Courtesy of Texas Rangers via A

Bellisle’s story on lax police training, and a sidebar about concerns over arming teachers, were accompanied by a Fauria’s video piece and footage of accidental shootings obtained via records requests. The all-formats package also included a video animation by New York-based Marshall Ritzel of the health and science team, detailing gun safety best practices, narrated by an expert. West Desk editor Katie Oyan was the lead text editor and oversaw presentation, while Seattle photographer Ted Warren anchored the photos and helped source content of shootings, complemented by the work of freelance photographer Matthew Holst who covered the Iowa victim’s husband.

The online package was displayed prominently on major outlets like The Oregonian/OregonLive and The Denver Post and Bellisle was interviewed by member radio station KCBS in San Francisco.
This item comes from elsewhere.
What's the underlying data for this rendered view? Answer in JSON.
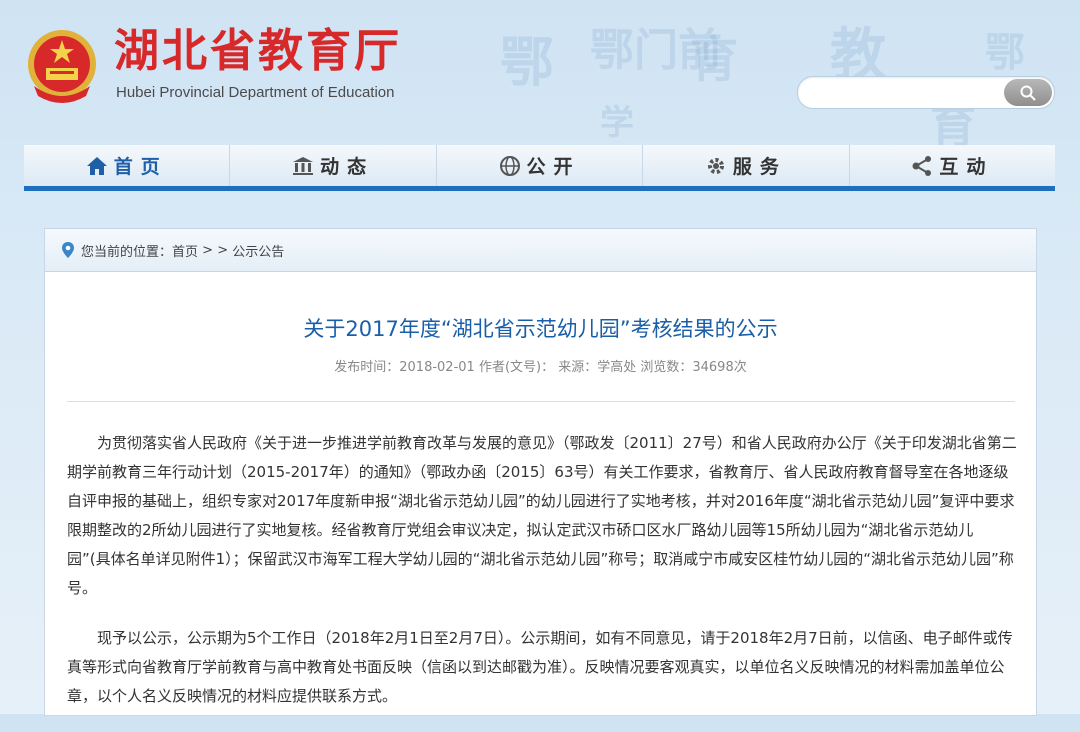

The print story appeared on the front page of The Gazette in Cedar Rapids, Iowa, near where the woman was shot in front of her son. Experts and industry officials also reacted to AP’s reporting. Ryan Richette of the company Triggershield, which manufactures gun safety equipment, emailed Bellisle: “We are incredibly thankful for such in-depth and meaningful reporting on this critical issue. Doing so sheds light on a very important problem and, hopefully, succeeds in introducing AN ACTUAL SOLUTION!’’ 

For an exclusive that sheds light on a virtually undocumented area of firearms safety, Bellisle earns this week’s Best of the States award.